Oscar-nominated Alex Gibney (Enron: The Smartest Guys in the Room) executive produced the film that has been touted as one of the more unique examinations of the U.S. occupation of the Middle East because of its focus on the circumstances surrounding the decision to attack.
" 'No End in Sight' is remarkable, a stirring, perfectly assembled catalog of the almost unimaginable short-sightedness that passed for strategy in Iraq," Magnolia president Eamonn Bowles said. "This film is a must-see for anyone who cares about how American government has conducted itself and where we're going as a country."
WASHINGTON -- Silverdocs: AFI/Discovery Channel Documentary Festival announced its full slate of films Thursday.
Silverdocs 2007, which runs June 12-17 in suburban Silver Spring, Md., will present 100 films representing 42 countries selected from 1,735 submissions with nine World, six North American, four U.S. and 11 East Coast premieres.
"Silverdocs celebrates the passion and creativity of independent filmmakers and their ability to unite people across cultures and continents," festival director Patricia Finneran said.
"This year we explore the environment, the war and its impact, powerful personal perspectives on contemporary history and the future of real; we invite new audiences -- and the next generation of media makers -- to share in the discovery of these diverse stories, and engage in a global dialogue," she added.

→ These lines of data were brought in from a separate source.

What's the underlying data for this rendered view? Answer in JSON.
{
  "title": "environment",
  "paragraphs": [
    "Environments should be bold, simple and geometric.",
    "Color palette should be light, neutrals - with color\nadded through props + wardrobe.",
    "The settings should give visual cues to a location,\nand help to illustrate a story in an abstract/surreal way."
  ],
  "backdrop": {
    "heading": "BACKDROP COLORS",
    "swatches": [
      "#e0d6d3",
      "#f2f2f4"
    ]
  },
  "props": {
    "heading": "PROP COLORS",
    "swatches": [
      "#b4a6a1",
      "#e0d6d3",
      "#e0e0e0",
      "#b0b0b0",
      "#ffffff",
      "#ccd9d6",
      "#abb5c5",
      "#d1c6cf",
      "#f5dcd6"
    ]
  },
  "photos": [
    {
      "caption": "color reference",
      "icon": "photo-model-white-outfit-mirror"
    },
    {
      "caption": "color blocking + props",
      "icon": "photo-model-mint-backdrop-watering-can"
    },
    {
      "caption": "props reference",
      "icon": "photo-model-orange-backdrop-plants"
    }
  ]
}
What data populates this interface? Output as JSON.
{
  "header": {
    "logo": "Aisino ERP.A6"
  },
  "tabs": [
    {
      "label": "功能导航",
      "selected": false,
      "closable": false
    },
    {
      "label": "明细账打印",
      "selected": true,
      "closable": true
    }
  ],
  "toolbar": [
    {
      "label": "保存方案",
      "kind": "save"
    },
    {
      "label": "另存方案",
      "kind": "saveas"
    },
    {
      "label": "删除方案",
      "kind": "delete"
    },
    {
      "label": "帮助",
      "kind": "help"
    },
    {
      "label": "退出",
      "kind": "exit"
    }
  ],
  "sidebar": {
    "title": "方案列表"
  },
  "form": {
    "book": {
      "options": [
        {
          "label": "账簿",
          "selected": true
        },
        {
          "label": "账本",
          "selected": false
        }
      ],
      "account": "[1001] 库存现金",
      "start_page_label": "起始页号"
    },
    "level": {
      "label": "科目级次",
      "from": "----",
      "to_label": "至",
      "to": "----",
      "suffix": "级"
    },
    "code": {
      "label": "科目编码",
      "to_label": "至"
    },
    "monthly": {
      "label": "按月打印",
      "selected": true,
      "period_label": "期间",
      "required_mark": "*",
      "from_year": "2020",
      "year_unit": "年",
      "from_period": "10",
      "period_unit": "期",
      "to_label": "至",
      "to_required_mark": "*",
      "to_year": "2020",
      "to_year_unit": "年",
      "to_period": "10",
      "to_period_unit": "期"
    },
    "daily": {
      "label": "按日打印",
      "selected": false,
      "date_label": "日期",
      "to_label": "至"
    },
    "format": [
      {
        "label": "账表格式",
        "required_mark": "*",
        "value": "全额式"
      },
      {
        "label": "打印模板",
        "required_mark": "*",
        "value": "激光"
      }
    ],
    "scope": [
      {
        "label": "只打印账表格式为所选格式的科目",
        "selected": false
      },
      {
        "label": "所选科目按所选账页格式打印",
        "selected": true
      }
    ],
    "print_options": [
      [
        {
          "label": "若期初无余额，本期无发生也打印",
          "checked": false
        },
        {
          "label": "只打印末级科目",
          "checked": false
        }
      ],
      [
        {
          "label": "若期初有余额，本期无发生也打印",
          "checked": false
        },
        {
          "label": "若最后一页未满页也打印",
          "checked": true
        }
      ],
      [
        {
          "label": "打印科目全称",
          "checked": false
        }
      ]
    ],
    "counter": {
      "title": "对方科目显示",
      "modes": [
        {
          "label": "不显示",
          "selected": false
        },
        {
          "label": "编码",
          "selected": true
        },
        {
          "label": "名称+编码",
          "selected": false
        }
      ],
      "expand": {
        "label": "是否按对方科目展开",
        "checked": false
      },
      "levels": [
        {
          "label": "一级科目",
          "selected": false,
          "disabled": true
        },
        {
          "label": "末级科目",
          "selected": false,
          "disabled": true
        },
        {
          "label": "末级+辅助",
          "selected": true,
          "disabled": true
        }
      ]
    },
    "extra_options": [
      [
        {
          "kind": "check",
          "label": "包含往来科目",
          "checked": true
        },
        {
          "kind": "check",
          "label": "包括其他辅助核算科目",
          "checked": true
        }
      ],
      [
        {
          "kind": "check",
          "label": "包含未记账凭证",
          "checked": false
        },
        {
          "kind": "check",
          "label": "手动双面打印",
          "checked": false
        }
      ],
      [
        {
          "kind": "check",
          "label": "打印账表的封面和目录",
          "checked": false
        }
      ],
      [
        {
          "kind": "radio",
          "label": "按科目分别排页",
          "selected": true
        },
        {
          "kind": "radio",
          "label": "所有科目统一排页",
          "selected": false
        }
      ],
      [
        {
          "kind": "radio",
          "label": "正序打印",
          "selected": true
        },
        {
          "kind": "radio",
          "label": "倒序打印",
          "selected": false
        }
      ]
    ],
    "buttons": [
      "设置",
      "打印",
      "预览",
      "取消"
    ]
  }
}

Notable filmmakers presenting their work this year include Jonathan Demme (The Agronomist, Stop Making Sense), Silverdocs' Charles Guggenheim Symposium honoree, who will present the theatrical World Premiere of his film on the aftermath of Katrina, New Home Movies From the Lower Ninth Ward. Others include three-time Emmy-winning director Jim Brown (Pete Seeger: The Power of Song); Al Maysles (The Gates); Alex Gibney (Taxi to the Dark Side); Annie Sundberg and Rick Stern (The Devil Came on Horseback); Marco Williams (Banished); Doug Prey (Big Rig), Mike Mills ("Does Your Soul Have a Cold?") and Liz Garbus (Coma). »
11 February 2007 | The Hollywood Reporter - Movie News | See recent The Hollywood Reporter - Movie News news »
De Palma's movie recounts the story of a group of American soldiers stationed in Iraq and is produced by HDNet Films co-presidents Jason Kliot and Joana Vicente, along with The Film Farm's Simone Urdl and Jennifer Weiss. The film is currently in pre-production and will start shooting in April, HDNet said.
Thompson is billed as the first documentary to examine the life of Thompson. Directed by Gibney ("Enron: The Smartest Guys In The Room") and produced by HDNet Films Kliot and Vicente with Graydon Carter, the film aims to draw on over 200 hours of home movie and documentary footage that Thompson's family granted the filmmakers.
"Both films will give audiences an exciting new perspective on a talented artist," Optimum managing director Will Clarke said. »
12 January 2007 | The Hollywood Reporter - Movie News | See recent The Hollywood Reporter - Movie News news »
Those nominated included:
Once in a Lifetime: The Extraordinary Story of the New York Cosmos, story by Mark Monroe and John Dower, screenplay by Mark Monroe, Miramax.
"Since the creation of the award, there has been a more than 50% increase in U.S. documentaries containing a writing credit," the WGA said.
About 35 films were submitted for consideration this year, representing a 40% increase compared with last year, officials said.
Winners in all categories of the WGA Awards will be announced at the guild's annual gala, set for Feb. »
12 items from 2007
IMDb.com, Inc. takes no responsibility for the content or accuracy of the above news articles, Tweets, or blog posts. This content is published for the entertainment of our users only. The news articles, Tweets, and blog posts do not represent IMDb's opinions nor can we guarantee that the reporting therein is completely factual. Please visit the source responsible for the item in question to report any concerns you may have regarding content or accuracy.See our NewsDesk partners